Most people will not need specific medical treatments such as antibiotics to treat food poisoning. However, some patients might benefit from taking medications to control vomiting and prevent dehydration. Medications to treat diarrhea, such as Pepto-Bismol, Kaopectate, or Imodium are usually not recommended, since these might just prolong the course of the disease. Some health care providers recommend activated charcoal (50-100 grams) in the form of pills or powder mixed with liquid to help eliminate the toxins by absorption, and to prevent gas.

In most cases, experts recommend reducing food intake temporarily and increasing fluid intake to prevent and treat dehydration. Sipping clear liquids frequently, in small amounts, is the best way to avoid dehydration. Aside from water, you may take over-the-counter rehydration products such as Pedialyte and Rehydralyte (for children) and diluted Gatorade or Powerade sports drinks for adults. These products contain some salt, sugar and electrolytes, which can help replace your gastrointestinal losses.

Other home remedies that may help reduce symptoms include:

  • tea with lemon and ginger
  • barley or rice water
  • probiotics, such as Lactobacillus bulgaricus and Lactobacillus acidophilus, to help restore the good bacteria balance in the intestine.
  • apple cider vinegar diluted with water
  • cooking herbs, such as thyme, rosemary, coriander, basil, spearment, sage, and fennel, which have antimicrobial effects
  • alpha-lipoic acid and milk thistle, which are believed to be effective against mushroom poisoning
  • vitamin A, which is believed to help against salmonella
  • calcium phosphate, which boosts good bacteria, may protect against salmonella
  • Asian ginseng (Panax ginseng)
  • Chinese cinnamon bark (Cinnamomum aromaticum)
  • Astragalus root (Astragalus membranaceus)
  • Ginger root (Zingiber officinale)
  • Peony root (Paeonia officinalis)
  • Licorice ( Glycyrrhiza glabra)
  • Skullcap (Scutellaria lateriflora)

Remember that it is best to seek medical care from a doctor, especially when your symptoms do not get better after a couple of days or if you have symptoms of dehydration.

Disclaimer:

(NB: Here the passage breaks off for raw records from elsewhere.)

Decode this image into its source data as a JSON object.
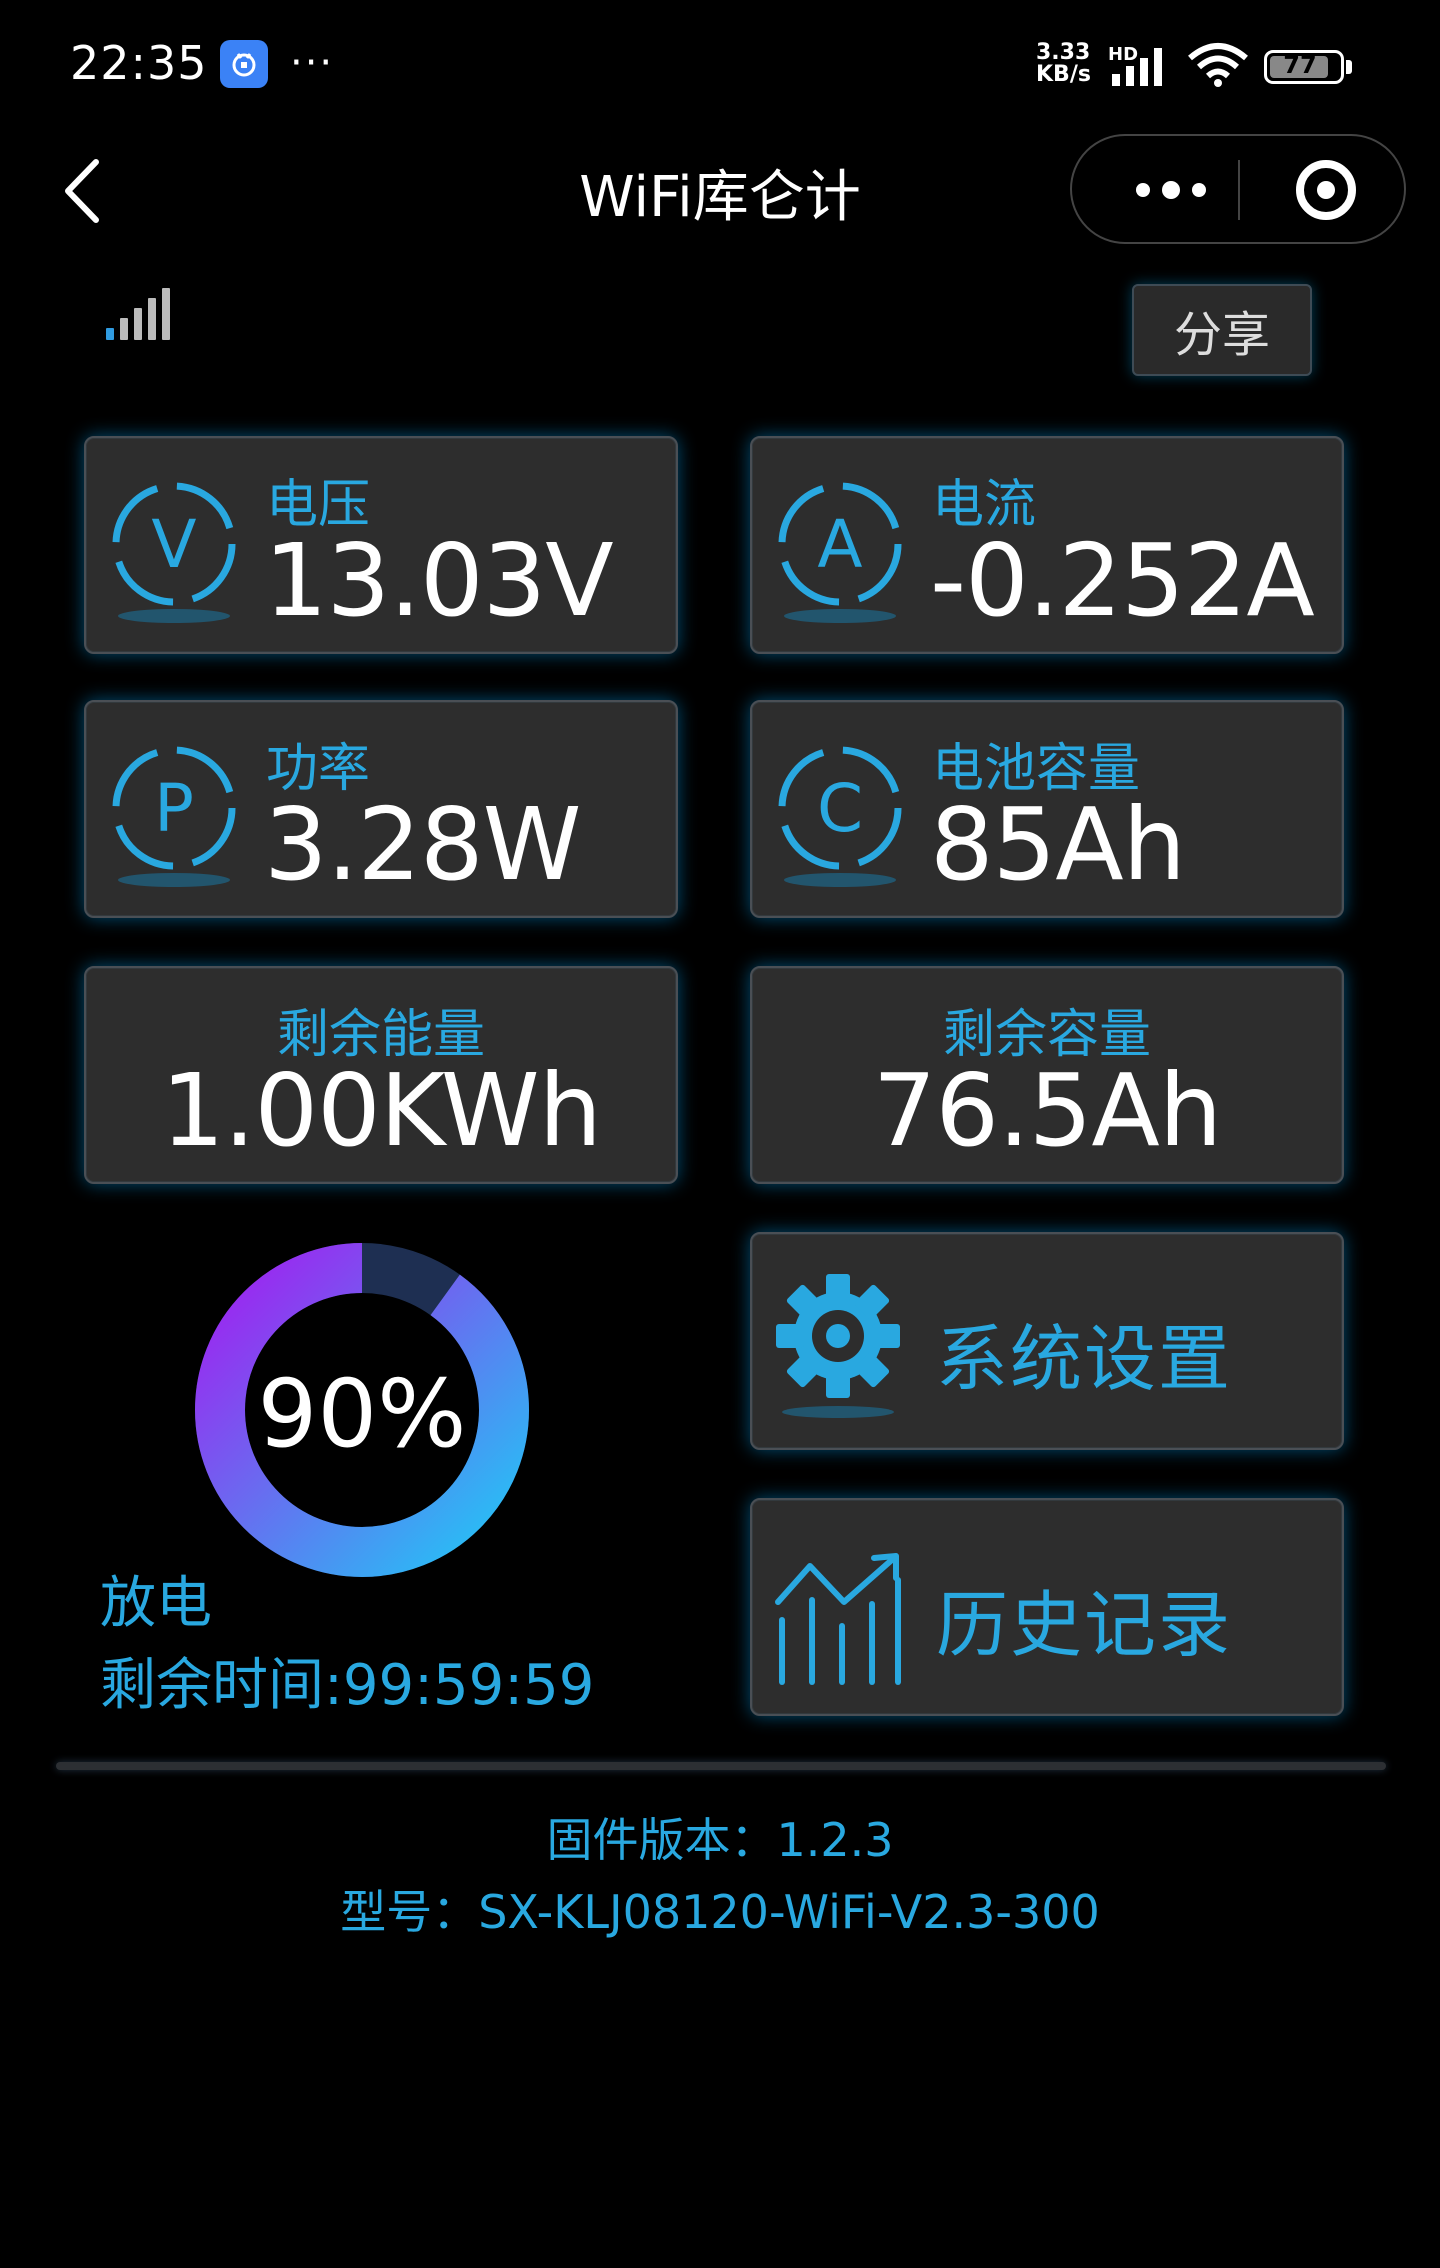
{
  "status_bar": {
    "time": "22:35",
    "more": "···",
    "net_speed_value": "3.33",
    "net_speed_unit": "KB/s",
    "hd": "HD",
    "battery": "77"
  },
  "nav": {
    "title": "WiFi库仑计"
  },
  "share_label": "分享",
  "cards": {
    "voltage": {
      "label": "电压",
      "value": "13.03V",
      "icon_letter": "V"
    },
    "current": {
      "label": "电流",
      "value": "-0.252A",
      "icon_letter": "A"
    },
    "power": {
      "label": "功率",
      "value": "3.28W",
      "icon_letter": "P"
    },
    "capacity": {
      "label": "电池容量",
      "value": "85Ah",
      "icon_letter": "C"
    },
    "remaining_energy": {
      "label": "剩余能量",
      "value": "1.00KWh"
    },
    "remaining_capacity": {
      "label": "剩余容量",
      "value": "76.5Ah"
    }
  },
  "actions": {
    "settings": {
      "label": "系统设置",
      "icon": "gear-icon"
    },
    "history": {
      "label": "历史记录",
      "icon": "chart-trend-icon"
    }
  },
  "soc": {
    "percent_text": "90%",
    "percent_value": 90,
    "state": "放电",
    "remaining_time": "剩余时间:99:59:59"
  },
  "footer": {
    "firmware": "固件版本：1.2.3",
    "model": "型号：SX-KLJ08120-WiFi-V2.3-300"
  },
  "colors": {
    "accent": "#29a8e0",
    "card_bg": "#2d2d2d",
    "donut_start": "#22c6f5",
    "donut_end": "#a020f0",
    "donut_track": "#1e2f52"
  }
}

This information should not take the place of medical advice. We encourage you to talk to your health care providers (doctor, registered dietitian, pharmacist, etc.) about your interest in, questions about, or use of dietary supplements and what may be best for your overall health.

References:

WebMD. Food Poisoning.

http://www.webmd.com/food-recipes/food-poisoning/food-poisoning

EmedicineHealth. Food Poisoning.

http://www.emedicinehealth.com/food_poisoning/article_em.htm

MedicineNet. Food Poisoning Health.

http://www.onhealth.com/food_poisoning_health/article.htm

UMMC. Food Poisoning.

http://umm.edu/health/medical/altmed/condition/food-poisoning

WebMD. Activated Charcoal.

http://www.webmd.com/vitamins-and-supplements/activated-charcoal-uses-risks

Related Posts